_Your instructions_
Which of the lines in the data mention the string "title"? List them all.

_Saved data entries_
BEGIN

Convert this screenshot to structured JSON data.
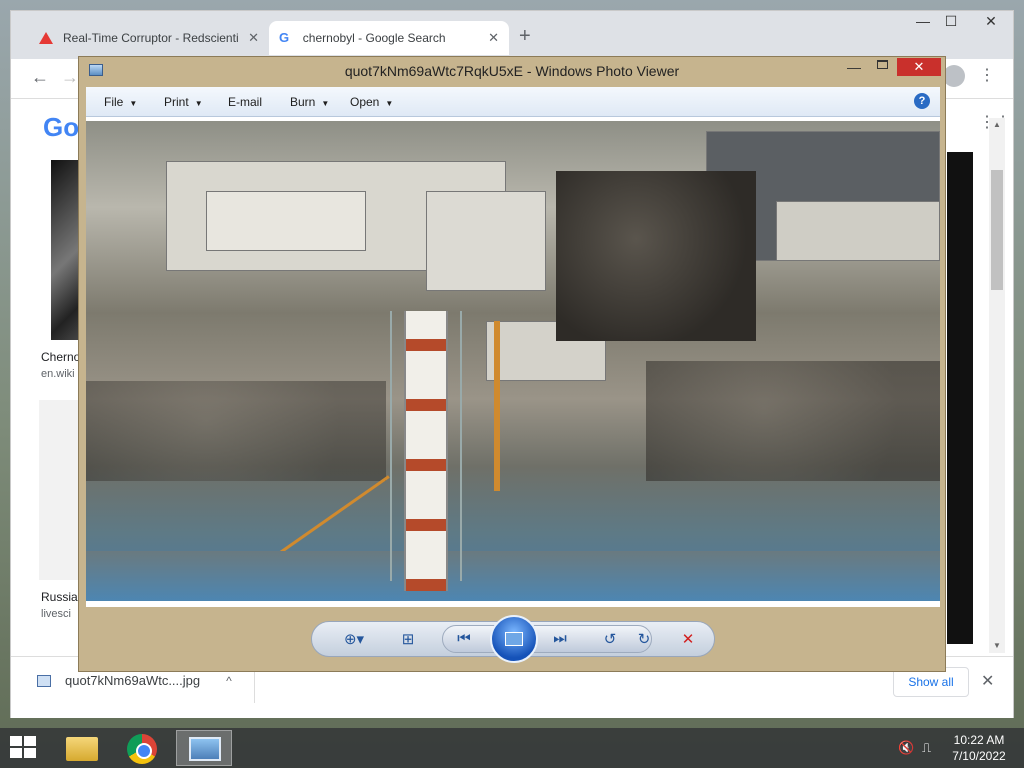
{
  "browser": {
    "tabs": [
      {
        "title": "Real-Time Corruptor - Redscienti",
        "close": "✕"
      },
      {
        "title": "chernobyl - Google Search",
        "close": "✕"
      }
    ],
    "new_tab": "+",
    "window_controls": {
      "minimize": "—",
      "maximize": "☐",
      "close": "✕"
    },
    "nav": {
      "back": "←",
      "forward": "→"
    },
    "logo": "Go",
    "results": [
      {
        "title": "Cherno",
        "source": "en.wiki"
      },
      {
        "title": "Russia",
        "source": "livesci"
      }
    ],
    "downloads": {
      "filename": "quot7kNm69aWtc....jpg",
      "show_all": "Show all",
      "close": "✕",
      "chevron": "^"
    }
  },
  "photo_viewer": {
    "title": "quot7kNm69aWtc7RqkU5xE - Windows Photo Viewer",
    "menu": [
      "File",
      "Print",
      "E-mail",
      "Burn",
      "Open"
    ],
    "menu_dropdowns": [
      true,
      true,
      false,
      true,
      true
    ],
    "help": "?",
    "close": "✕",
    "minimize": "—"
  },
  "taskbar": {
    "time": "10:22 AM",
    "date": "7/10/2022"
  },
  "colors": {
    "viewer_frame": "#c6b48e",
    "close_red": "#c9302c",
    "taskbar": "#363a3a"
  }
}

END

_Output_
        "title": "Real-Time Corruptor - Redscienti",
        "title": "chernobyl - Google Search",
        "title": "Cherno",
        "title": "Russia",
    "title": "quot7kNm69aWtc7RqkU5xE - Windows Photo Viewer",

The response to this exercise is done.